DIRECTIONS: Find the word "AbstractIntegrationTest" in the listing. Copy out each line where it occurs.

[[ RECORDED DATA, beginning ]]

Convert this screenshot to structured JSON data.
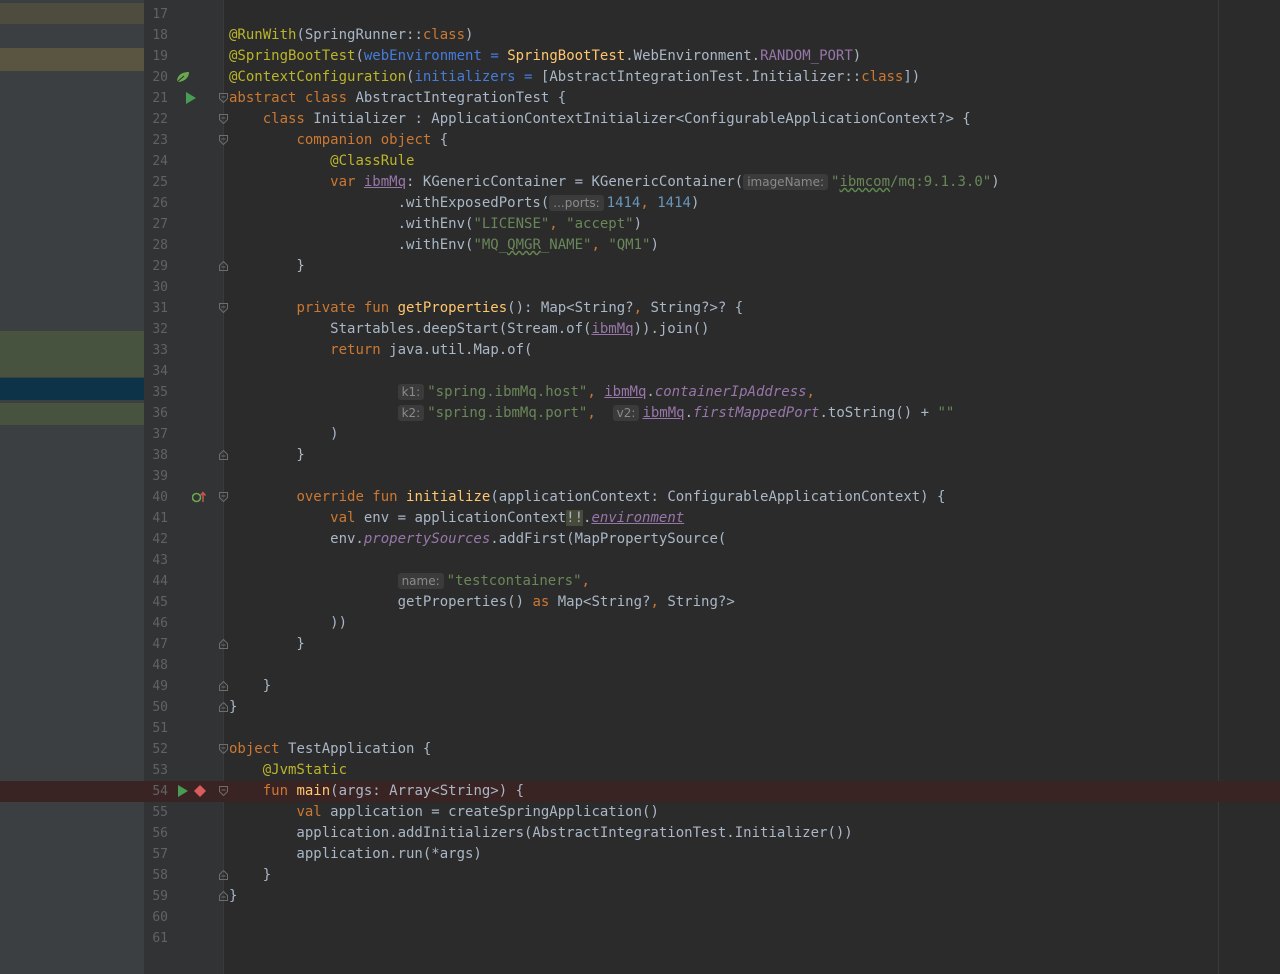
{
  "editor": {
    "first_line_number": 17,
    "lines": [
      {
        "n": "17",
        "tokens": []
      },
      {
        "n": "18",
        "tokens": [
          {
            "c": "an",
            "t": "@RunWith"
          },
          {
            "t": "(SpringRunner::"
          },
          {
            "c": "kw",
            "t": "class"
          },
          {
            "t": ")"
          }
        ]
      },
      {
        "n": "19",
        "tokens": [
          {
            "c": "an",
            "t": "@SpringBootTest"
          },
          {
            "t": "("
          },
          {
            "c": "prm",
            "t": "webEnvironment"
          },
          {
            "t": " "
          },
          {
            "c": "prm",
            "t": "="
          },
          {
            "t": " "
          },
          {
            "c": "fn",
            "t": "SpringBootTest"
          },
          {
            "t": ".WebEnvironment."
          },
          {
            "c": "cst",
            "t": "RANDOM_PORT"
          },
          {
            "t": ")"
          }
        ]
      },
      {
        "n": "20",
        "tokens": [
          {
            "c": "an",
            "t": "@ContextConfiguration"
          },
          {
            "t": "("
          },
          {
            "c": "prm",
            "t": "initializers"
          },
          {
            "t": " "
          },
          {
            "c": "prm",
            "t": "="
          },
          {
            "t": " [AbstractIntegrationTest.Initializer::"
          },
          {
            "c": "kw",
            "t": "class"
          },
          {
            "t": "])"
          }
        ]
      },
      {
        "n": "21",
        "tokens": [
          {
            "c": "kw",
            "t": "abstract class "
          },
          {
            "t": "AbstractIntegrationTest {"
          }
        ]
      },
      {
        "n": "22",
        "tokens": [
          {
            "t": "    "
          },
          {
            "c": "kw",
            "t": "class "
          },
          {
            "t": "Initializer : ApplicationContextInitializer<ConfigurableApplicationContext?> {"
          }
        ]
      },
      {
        "n": "23",
        "tokens": [
          {
            "t": "        "
          },
          {
            "c": "kw",
            "t": "companion object "
          },
          {
            "t": "{"
          }
        ]
      },
      {
        "n": "24",
        "tokens": [
          {
            "t": "            "
          },
          {
            "c": "an",
            "t": "@ClassRule"
          }
        ]
      },
      {
        "n": "25",
        "tokens": [
          {
            "t": "            "
          },
          {
            "c": "kw",
            "t": "var "
          },
          {
            "c": "pvar",
            "t": "ibmMq"
          },
          {
            "t": ": KGenericContainer = KGenericContainer("
          },
          {
            "c": "hint",
            "t": "imageName:"
          },
          {
            "c": "str",
            "t": "\""
          },
          {
            "c": "str wavy",
            "t": "ibmcom"
          },
          {
            "c": "str",
            "t": "/mq:9.1.3.0\""
          },
          {
            "t": ")"
          }
        ]
      },
      {
        "n": "26",
        "tokens": [
          {
            "t": "                    .withExposedPorts("
          },
          {
            "c": "hint",
            "t": "...ports:"
          },
          {
            "c": "num",
            "t": "1414"
          },
          {
            "c": "kw",
            "t": ", "
          },
          {
            "c": "num",
            "t": "1414"
          },
          {
            "t": ")"
          }
        ]
      },
      {
        "n": "27",
        "tokens": [
          {
            "t": "                    .withEnv("
          },
          {
            "c": "str",
            "t": "\"LICENSE\""
          },
          {
            "c": "kw",
            "t": ", "
          },
          {
            "c": "str",
            "t": "\"accept\""
          },
          {
            "t": ")"
          }
        ]
      },
      {
        "n": "28",
        "tokens": [
          {
            "t": "                    .withEnv("
          },
          {
            "c": "str",
            "t": "\"MQ_"
          },
          {
            "c": "str wavy2",
            "t": "QMGR"
          },
          {
            "c": "str",
            "t": "_NAME\""
          },
          {
            "c": "kw",
            "t": ", "
          },
          {
            "c": "str",
            "t": "\"QM1\""
          },
          {
            "t": ")"
          }
        ]
      },
      {
        "n": "29",
        "tokens": [
          {
            "t": "        }"
          }
        ]
      },
      {
        "n": "30",
        "tokens": []
      },
      {
        "n": "31",
        "tokens": [
          {
            "t": "        "
          },
          {
            "c": "kw",
            "t": "private fun "
          },
          {
            "c": "fn",
            "t": "getProperties"
          },
          {
            "t": "(): Map<String?"
          },
          {
            "c": "kw",
            "t": ", "
          },
          {
            "t": "String?>? {"
          }
        ]
      },
      {
        "n": "32",
        "tokens": [
          {
            "t": "            Startables.deepStart(Stream.of("
          },
          {
            "c": "pvar",
            "t": "ibmMq"
          },
          {
            "t": ")).join()"
          }
        ]
      },
      {
        "n": "33",
        "tokens": [
          {
            "t": "            "
          },
          {
            "c": "kw",
            "t": "return "
          },
          {
            "t": "java.util.Map.of("
          }
        ]
      },
      {
        "n": "34",
        "tokens": []
      },
      {
        "n": "35",
        "tokens": [
          {
            "t": "                    "
          },
          {
            "c": "hint",
            "t": "k1:"
          },
          {
            "c": "str",
            "t": "\"spring.ibmMq.host\""
          },
          {
            "c": "kw",
            "t": ", "
          },
          {
            "c": "pvar",
            "t": "ibmMq"
          },
          {
            "t": "."
          },
          {
            "c": "prop",
            "t": "containerIpAddress"
          },
          {
            "c": "kw",
            "t": ","
          }
        ]
      },
      {
        "n": "36",
        "tokens": [
          {
            "t": "                    "
          },
          {
            "c": "hint",
            "t": "k2:"
          },
          {
            "c": "str",
            "t": "\"spring.ibmMq.port\""
          },
          {
            "c": "kw",
            "t": ",  "
          },
          {
            "c": "hint",
            "t": "v2:"
          },
          {
            "c": "pvar",
            "t": "ibmMq"
          },
          {
            "t": "."
          },
          {
            "c": "prop",
            "t": "firstMappedPort"
          },
          {
            "t": ".toString() + "
          },
          {
            "c": "str",
            "t": "\"\""
          }
        ]
      },
      {
        "n": "37",
        "tokens": [
          {
            "t": "            )"
          }
        ]
      },
      {
        "n": "38",
        "tokens": [
          {
            "t": "        }"
          }
        ]
      },
      {
        "n": "39",
        "tokens": []
      },
      {
        "n": "40",
        "tokens": [
          {
            "t": "        "
          },
          {
            "c": "kw",
            "t": "override fun "
          },
          {
            "c": "fn",
            "t": "initialize"
          },
          {
            "t": "(applicationContext: ConfigurableApplicationContext) {"
          }
        ]
      },
      {
        "n": "41",
        "tokens": [
          {
            "t": "            "
          },
          {
            "c": "kw",
            "t": "val "
          },
          {
            "t": "env = applicationContext"
          },
          {
            "c": "bang",
            "t": "!!"
          },
          {
            "t": "."
          },
          {
            "c": "prop ul",
            "t": "environment"
          }
        ]
      },
      {
        "n": "42",
        "tokens": [
          {
            "t": "            env."
          },
          {
            "c": "prop",
            "t": "propertySources"
          },
          {
            "t": ".addFirst(MapPropertySource("
          }
        ]
      },
      {
        "n": "43",
        "tokens": []
      },
      {
        "n": "44",
        "tokens": [
          {
            "t": "                    "
          },
          {
            "c": "hint",
            "t": "name:"
          },
          {
            "c": "str",
            "t": "\"testcontainers\""
          },
          {
            "c": "kw",
            "t": ","
          }
        ]
      },
      {
        "n": "45",
        "tokens": [
          {
            "t": "                    getProperties() "
          },
          {
            "c": "kw",
            "t": "as "
          },
          {
            "t": "Map<String?"
          },
          {
            "c": "kw",
            "t": ", "
          },
          {
            "t": "String?>"
          }
        ]
      },
      {
        "n": "46",
        "tokens": [
          {
            "t": "            ))"
          }
        ]
      },
      {
        "n": "47",
        "tokens": [
          {
            "t": "        }"
          }
        ]
      },
      {
        "n": "48",
        "tokens": []
      },
      {
        "n": "49",
        "tokens": [
          {
            "t": "    }"
          }
        ]
      },
      {
        "n": "50",
        "tokens": [
          {
            "t": "}"
          }
        ]
      },
      {
        "n": "51",
        "tokens": []
      },
      {
        "n": "52",
        "tokens": [
          {
            "c": "kw",
            "t": "object "
          },
          {
            "t": "TestApplication {"
          }
        ]
      },
      {
        "n": "53",
        "tokens": [
          {
            "t": "    "
          },
          {
            "c": "an",
            "t": "@JvmStatic"
          }
        ]
      },
      {
        "n": "54",
        "tokens": [
          {
            "t": "    "
          },
          {
            "c": "kw",
            "t": "fun "
          },
          {
            "c": "fn",
            "t": "main"
          },
          {
            "t": "(args: Array<String>) {"
          }
        ]
      },
      {
        "n": "55",
        "tokens": [
          {
            "t": "        "
          },
          {
            "c": "kw",
            "t": "val "
          },
          {
            "t": "application = createSpringApplication()"
          }
        ]
      },
      {
        "n": "56",
        "tokens": [
          {
            "t": "        application.addInitializers(AbstractIntegrationTest.Initializer())"
          }
        ]
      },
      {
        "n": "57",
        "tokens": [
          {
            "t": "        application.run(*args)"
          }
        ]
      },
      {
        "n": "58",
        "tokens": [
          {
            "t": "    }"
          }
        ]
      },
      {
        "n": "59",
        "tokens": [
          {
            "t": "}"
          }
        ]
      },
      {
        "n": "60",
        "tokens": []
      },
      {
        "n": "61",
        "tokens": []
      }
    ],
    "fold_lines": [
      "21",
      "22",
      "23",
      "29",
      "31",
      "38",
      "40",
      "47",
      "49",
      "50",
      "52",
      "54",
      "58",
      "59"
    ],
    "gutter_icons": {
      "20": "spring-bean-icon",
      "21": "run-icon",
      "40": "override-icon",
      "54": "run-icon"
    },
    "breakpoint_lines": [
      "54"
    ]
  },
  "colors": {
    "background": "#2b2b2b",
    "gutter": "#313335",
    "keyword": "#cc7832",
    "annotation": "#bbb529",
    "string": "#6a8759",
    "number": "#6897bb",
    "function": "#ffc66d",
    "breakpoint": "#db5c5c",
    "run": "#499c54"
  }
}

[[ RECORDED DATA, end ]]

ANSWER SPACE:
            "t": " [AbstractIntegrationTest.Initializer::"
            "t": "AbstractIntegrationTest {"
            "t": "        application.addInitializers(AbstractIntegrationTest.Initializer())"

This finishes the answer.